EXERCISE:
Whenever a line of the entries below holds the string "this", copy that line and return it.

SOURCE DATA:

__________

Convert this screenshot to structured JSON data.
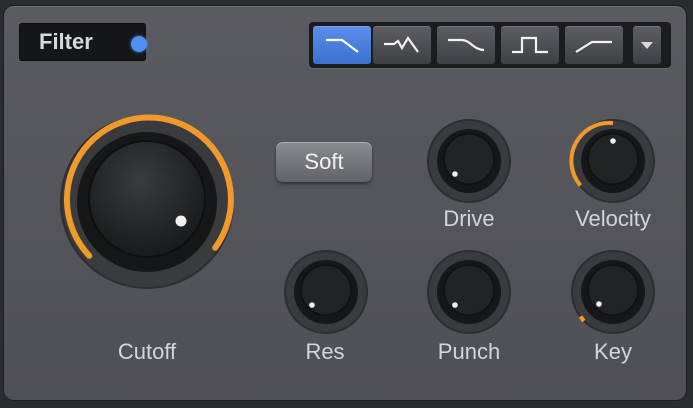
{
  "header": {
    "title": "Filter",
    "led_color": "#4f8ff0"
  },
  "filter_types": [
    {
      "name": "lowpass-icon",
      "active": true
    },
    {
      "name": "bandpass-icon",
      "active": false
    },
    {
      "name": "highshelf-icon",
      "active": false
    },
    {
      "name": "notch-icon",
      "active": false
    },
    {
      "name": "highpass-icon",
      "active": false
    }
  ],
  "soft_button": {
    "label": "Soft"
  },
  "accent_color": "#f09a2c",
  "knobs": {
    "cutoff": {
      "label": "Cutoff"
    },
    "drive": {
      "label": "Drive"
    },
    "velocity": {
      "label": "Velocity"
    },
    "res": {
      "label": "Res"
    },
    "punch": {
      "label": "Punch"
    },
    "key": {
      "label": "Key"
    }
  }
}
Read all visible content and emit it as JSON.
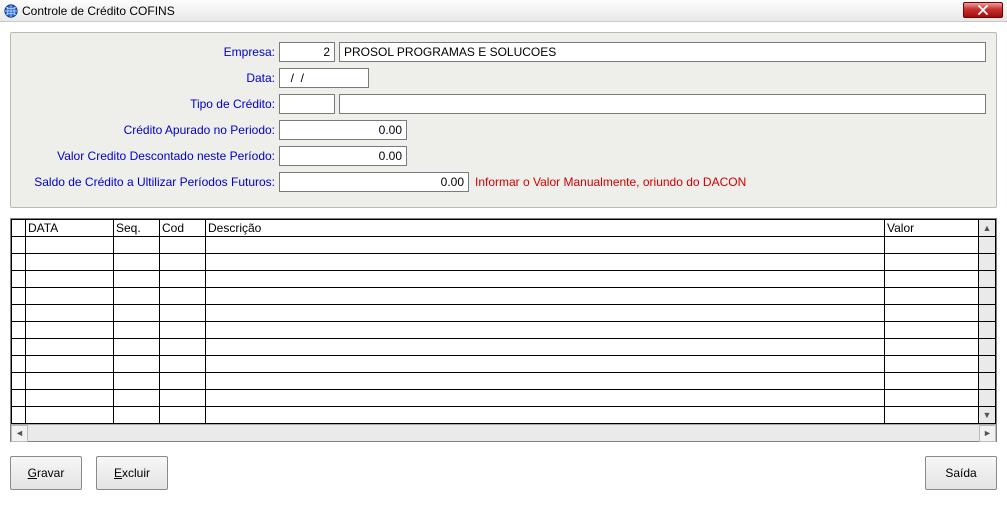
{
  "window": {
    "title": "Controle de Crédito COFINS"
  },
  "form": {
    "empresa_label": "Empresa:",
    "empresa_code": "2",
    "empresa_name": "PROSOL PROGRAMAS E SOLUCOES",
    "data_label": "Data:",
    "data_value": "  /  /",
    "tipo_label": "Tipo de Crédito:",
    "tipo_code": "",
    "tipo_desc": "",
    "credito_apurado_label": "Crédito Apurado no Periodo:",
    "credito_apurado_value": "0.00",
    "valor_descontado_label": "Valor Credito Descontado neste Período:",
    "valor_descontado_value": "0.00",
    "saldo_label": "Saldo de Crédito a Ultilizar Períodos Futuros:",
    "saldo_value": "0.00",
    "saldo_hint": "Informar o Valor Manualmente, oriundo do DACON"
  },
  "grid": {
    "columns": {
      "data": "DATA",
      "seq": "Seq.",
      "cod": "Cod",
      "desc": "Descrição",
      "valor": "Valor"
    },
    "row_count": 11
  },
  "buttons": {
    "gravar": "ravar",
    "gravar_accel": "G",
    "excluir": "xcluir",
    "excluir_accel": "E",
    "saida": "Saída"
  }
}
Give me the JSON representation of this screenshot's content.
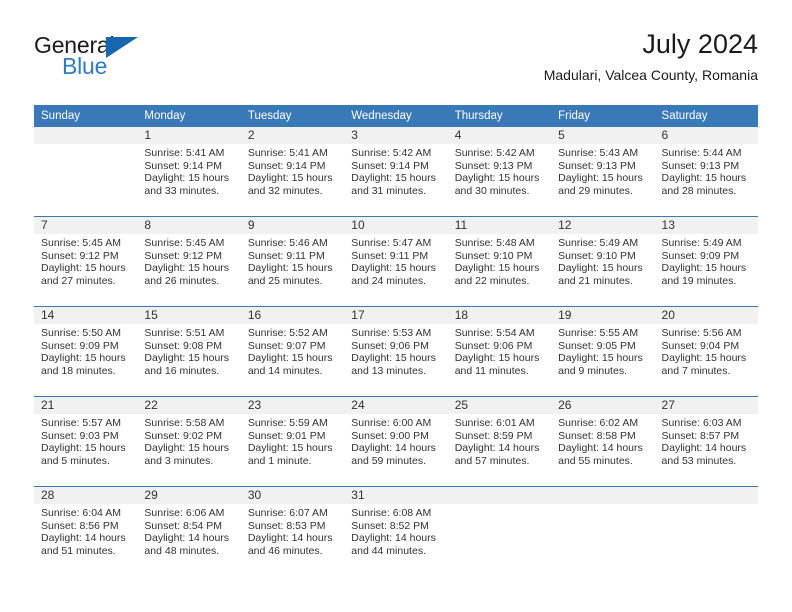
{
  "brand": {
    "name_top": "General",
    "name_bottom": "Blue",
    "triangle_icon": "triangle-icon",
    "color_dark": "#1b1b1b",
    "color_blue": "#2f7dc4"
  },
  "header": {
    "title": "July 2024",
    "subtitle": "Madulari, Valcea County, Romania"
  },
  "theme": {
    "header_blue": "#3a79b8",
    "daynum_band_gray": "#f1f1f1",
    "text": "#333333"
  },
  "calendar": {
    "weekday_headers": [
      "Sunday",
      "Monday",
      "Tuesday",
      "Wednesday",
      "Thursday",
      "Friday",
      "Saturday"
    ],
    "weeks": [
      [
        {
          "day": "",
          "sunrise": "",
          "sunset": "",
          "daylight_line1": "",
          "daylight_line2": ""
        },
        {
          "day": "1",
          "sunrise": "Sunrise: 5:41 AM",
          "sunset": "Sunset: 9:14 PM",
          "daylight_line1": "Daylight: 15 hours",
          "daylight_line2": "and 33 minutes."
        },
        {
          "day": "2",
          "sunrise": "Sunrise: 5:41 AM",
          "sunset": "Sunset: 9:14 PM",
          "daylight_line1": "Daylight: 15 hours",
          "daylight_line2": "and 32 minutes."
        },
        {
          "day": "3",
          "sunrise": "Sunrise: 5:42 AM",
          "sunset": "Sunset: 9:14 PM",
          "daylight_line1": "Daylight: 15 hours",
          "daylight_line2": "and 31 minutes."
        },
        {
          "day": "4",
          "sunrise": "Sunrise: 5:42 AM",
          "sunset": "Sunset: 9:13 PM",
          "daylight_line1": "Daylight: 15 hours",
          "daylight_line2": "and 30 minutes."
        },
        {
          "day": "5",
          "sunrise": "Sunrise: 5:43 AM",
          "sunset": "Sunset: 9:13 PM",
          "daylight_line1": "Daylight: 15 hours",
          "daylight_line2": "and 29 minutes."
        },
        {
          "day": "6",
          "sunrise": "Sunrise: 5:44 AM",
          "sunset": "Sunset: 9:13 PM",
          "daylight_line1": "Daylight: 15 hours",
          "daylight_line2": "and 28 minutes."
        }
      ],
      [
        {
          "day": "7",
          "sunrise": "Sunrise: 5:45 AM",
          "sunset": "Sunset: 9:12 PM",
          "daylight_line1": "Daylight: 15 hours",
          "daylight_line2": "and 27 minutes."
        },
        {
          "day": "8",
          "sunrise": "Sunrise: 5:45 AM",
          "sunset": "Sunset: 9:12 PM",
          "daylight_line1": "Daylight: 15 hours",
          "daylight_line2": "and 26 minutes."
        },
        {
          "day": "9",
          "sunrise": "Sunrise: 5:46 AM",
          "sunset": "Sunset: 9:11 PM",
          "daylight_line1": "Daylight: 15 hours",
          "daylight_line2": "and 25 minutes."
        },
        {
          "day": "10",
          "sunrise": "Sunrise: 5:47 AM",
          "sunset": "Sunset: 9:11 PM",
          "daylight_line1": "Daylight: 15 hours",
          "daylight_line2": "and 24 minutes."
        },
        {
          "day": "11",
          "sunrise": "Sunrise: 5:48 AM",
          "sunset": "Sunset: 9:10 PM",
          "daylight_line1": "Daylight: 15 hours",
          "daylight_line2": "and 22 minutes."
        },
        {
          "day": "12",
          "sunrise": "Sunrise: 5:49 AM",
          "sunset": "Sunset: 9:10 PM",
          "daylight_line1": "Daylight: 15 hours",
          "daylight_line2": "and 21 minutes."
        },
        {
          "day": "13",
          "sunrise": "Sunrise: 5:49 AM",
          "sunset": "Sunset: 9:09 PM",
          "daylight_line1": "Daylight: 15 hours",
          "daylight_line2": "and 19 minutes."
        }
      ],
      [
        {
          "day": "14",
          "sunrise": "Sunrise: 5:50 AM",
          "sunset": "Sunset: 9:09 PM",
          "daylight_line1": "Daylight: 15 hours",
          "daylight_line2": "and 18 minutes."
        },
        {
          "day": "15",
          "sunrise": "Sunrise: 5:51 AM",
          "sunset": "Sunset: 9:08 PM",
          "daylight_line1": "Daylight: 15 hours",
          "daylight_line2": "and 16 minutes."
        },
        {
          "day": "16",
          "sunrise": "Sunrise: 5:52 AM",
          "sunset": "Sunset: 9:07 PM",
          "daylight_line1": "Daylight: 15 hours",
          "daylight_line2": "and 14 minutes."
        },
        {
          "day": "17",
          "sunrise": "Sunrise: 5:53 AM",
          "sunset": "Sunset: 9:06 PM",
          "daylight_line1": "Daylight: 15 hours",
          "daylight_line2": "and 13 minutes."
        },
        {
          "day": "18",
          "sunrise": "Sunrise: 5:54 AM",
          "sunset": "Sunset: 9:06 PM",
          "daylight_line1": "Daylight: 15 hours",
          "daylight_line2": "and 11 minutes."
        },
        {
          "day": "19",
          "sunrise": "Sunrise: 5:55 AM",
          "sunset": "Sunset: 9:05 PM",
          "daylight_line1": "Daylight: 15 hours",
          "daylight_line2": "and 9 minutes."
        },
        {
          "day": "20",
          "sunrise": "Sunrise: 5:56 AM",
          "sunset": "Sunset: 9:04 PM",
          "daylight_line1": "Daylight: 15 hours",
          "daylight_line2": "and 7 minutes."
        }
      ],
      [
        {
          "day": "21",
          "sunrise": "Sunrise: 5:57 AM",
          "sunset": "Sunset: 9:03 PM",
          "daylight_line1": "Daylight: 15 hours",
          "daylight_line2": "and 5 minutes."
        },
        {
          "day": "22",
          "sunrise": "Sunrise: 5:58 AM",
          "sunset": "Sunset: 9:02 PM",
          "daylight_line1": "Daylight: 15 hours",
          "daylight_line2": "and 3 minutes."
        },
        {
          "day": "23",
          "sunrise": "Sunrise: 5:59 AM",
          "sunset": "Sunset: 9:01 PM",
          "daylight_line1": "Daylight: 15 hours",
          "daylight_line2": "and 1 minute."
        },
        {
          "day": "24",
          "sunrise": "Sunrise: 6:00 AM",
          "sunset": "Sunset: 9:00 PM",
          "daylight_line1": "Daylight: 14 hours",
          "daylight_line2": "and 59 minutes."
        },
        {
          "day": "25",
          "sunrise": "Sunrise: 6:01 AM",
          "sunset": "Sunset: 8:59 PM",
          "daylight_line1": "Daylight: 14 hours",
          "daylight_line2": "and 57 minutes."
        },
        {
          "day": "26",
          "sunrise": "Sunrise: 6:02 AM",
          "sunset": "Sunset: 8:58 PM",
          "daylight_line1": "Daylight: 14 hours",
          "daylight_line2": "and 55 minutes."
        },
        {
          "day": "27",
          "sunrise": "Sunrise: 6:03 AM",
          "sunset": "Sunset: 8:57 PM",
          "daylight_line1": "Daylight: 14 hours",
          "daylight_line2": "and 53 minutes."
        }
      ],
      [
        {
          "day": "28",
          "sunrise": "Sunrise: 6:04 AM",
          "sunset": "Sunset: 8:56 PM",
          "daylight_line1": "Daylight: 14 hours",
          "daylight_line2": "and 51 minutes."
        },
        {
          "day": "29",
          "sunrise": "Sunrise: 6:06 AM",
          "sunset": "Sunset: 8:54 PM",
          "daylight_line1": "Daylight: 14 hours",
          "daylight_line2": "and 48 minutes."
        },
        {
          "day": "30",
          "sunrise": "Sunrise: 6:07 AM",
          "sunset": "Sunset: 8:53 PM",
          "daylight_line1": "Daylight: 14 hours",
          "daylight_line2": "and 46 minutes."
        },
        {
          "day": "31",
          "sunrise": "Sunrise: 6:08 AM",
          "sunset": "Sunset: 8:52 PM",
          "daylight_line1": "Daylight: 14 hours",
          "daylight_line2": "and 44 minutes."
        },
        {
          "day": "",
          "sunrise": "",
          "sunset": "",
          "daylight_line1": "",
          "daylight_line2": ""
        },
        {
          "day": "",
          "sunrise": "",
          "sunset": "",
          "daylight_line1": "",
          "daylight_line2": ""
        },
        {
          "day": "",
          "sunrise": "",
          "sunset": "",
          "daylight_line1": "",
          "daylight_line2": ""
        }
      ]
    ]
  }
}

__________

ANSWER SECTION:
Convert this screenshot to structured JSON data.
Give me the JSON representation of this screenshot's content.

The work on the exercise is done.